The Associated Press reports that a judge in Arizona ruled yesterday that DACA recipients are eligible for in-state college tuition at Maricopa County colleges. In his ruling, the judge wrote, “Federal law, not state law, determines who is lawfully present in the U.S,” and because the federal government considers recipients of deferred action lawfully present, they can receive lower in-state tuition.
In a precedent decision issued yesterday, the BIA held that a respondent who has voted in an election involving candidates for federal office in violation of 18 USC §611(a) is removableunder section 237(a)(6)(A) of the INA, regardless of whether the respondent knew that he or she was committing an unlawful act by voting. The BIA reasoned that because the respondent, an LPR who had disclosed during a naturalization interview that she had voted in an election in 2006 that included a local school board race, had intentionally voted in an election involving candidates for federal office, the general intent requirement of §611(a) was satisfied.
In a precedent decision issued today, the BIA held that a respondent who adjusted status inside the U.S., and who did not enter as an LPR, is not barred from establishing eligibility for a waiver of inadmissibility under INA §212(h). In so doing, the BIA withdrew from its previous decisions on the topic, aligning its holding with that of nine circuit courts who have held that the plain language of §212(h) precludes immigrants from establishing eligibility for relief only if they lawfully entered the U.S. as permanent residents and thereafter committed a removable offense for which a waiver is required.
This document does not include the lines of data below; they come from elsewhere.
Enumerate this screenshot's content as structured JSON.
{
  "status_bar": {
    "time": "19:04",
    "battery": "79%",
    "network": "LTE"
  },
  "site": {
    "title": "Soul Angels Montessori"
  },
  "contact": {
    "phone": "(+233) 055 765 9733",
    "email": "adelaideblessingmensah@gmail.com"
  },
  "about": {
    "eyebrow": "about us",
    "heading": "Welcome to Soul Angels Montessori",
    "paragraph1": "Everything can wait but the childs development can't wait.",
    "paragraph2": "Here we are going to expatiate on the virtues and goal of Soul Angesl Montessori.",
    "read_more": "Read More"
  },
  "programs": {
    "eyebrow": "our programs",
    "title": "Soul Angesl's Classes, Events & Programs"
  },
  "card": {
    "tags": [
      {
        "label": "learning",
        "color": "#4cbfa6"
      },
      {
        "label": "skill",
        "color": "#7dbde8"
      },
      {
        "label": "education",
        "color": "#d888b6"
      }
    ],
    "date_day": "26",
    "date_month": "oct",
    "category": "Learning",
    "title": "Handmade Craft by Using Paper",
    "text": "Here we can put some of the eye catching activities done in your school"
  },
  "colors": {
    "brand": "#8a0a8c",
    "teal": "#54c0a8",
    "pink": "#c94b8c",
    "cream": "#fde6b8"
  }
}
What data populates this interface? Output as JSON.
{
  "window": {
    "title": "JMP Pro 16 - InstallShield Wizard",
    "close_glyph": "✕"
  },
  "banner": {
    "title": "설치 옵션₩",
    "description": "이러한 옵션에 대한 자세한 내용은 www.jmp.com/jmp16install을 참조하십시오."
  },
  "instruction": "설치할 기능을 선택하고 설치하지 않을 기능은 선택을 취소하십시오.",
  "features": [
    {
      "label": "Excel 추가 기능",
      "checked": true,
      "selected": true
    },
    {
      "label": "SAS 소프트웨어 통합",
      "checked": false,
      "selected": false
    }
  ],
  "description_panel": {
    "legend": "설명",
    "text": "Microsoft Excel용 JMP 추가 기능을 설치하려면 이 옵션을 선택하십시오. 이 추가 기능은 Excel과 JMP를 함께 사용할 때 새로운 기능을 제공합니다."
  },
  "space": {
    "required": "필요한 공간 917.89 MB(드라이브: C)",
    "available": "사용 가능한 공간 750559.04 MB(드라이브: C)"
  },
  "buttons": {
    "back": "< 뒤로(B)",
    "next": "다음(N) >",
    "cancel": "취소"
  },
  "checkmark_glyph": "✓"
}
The Salt Lake Tribune reports that USCIS Director León Rodríguez called on Congress to make the immigration system more just at a convention of the Catholic Legal Immigration Network yesterday. “The immigration system that we are working off of … was mostly built back in the 1960s, meaning that it is an obsolete and archaic scheme that does not reflect our economy, does not reflect our demographics, and does not reflect—above all—our values,” Director Rodríguez said. “Real justice will come when we have reform … that gives us a path to citizenship [for undocumented immigrants].”
Acknowledging that 20 CFR 656.17(g)(1) does not explicitly require recruitment reports to have “original” signatures, BALCA upheld the denial of three labor certifications in a decision issued yesterday, rejecting the argument that the typewritten name constituted an electronic signature.
Filed under: Immigration Attorney | Tagged: board of alien laber certification appeals, Board of Alien Labor Certification Appeals (BALCA), immigration appeal, Labor Certification, PERM, posting requirement | Leave a comment »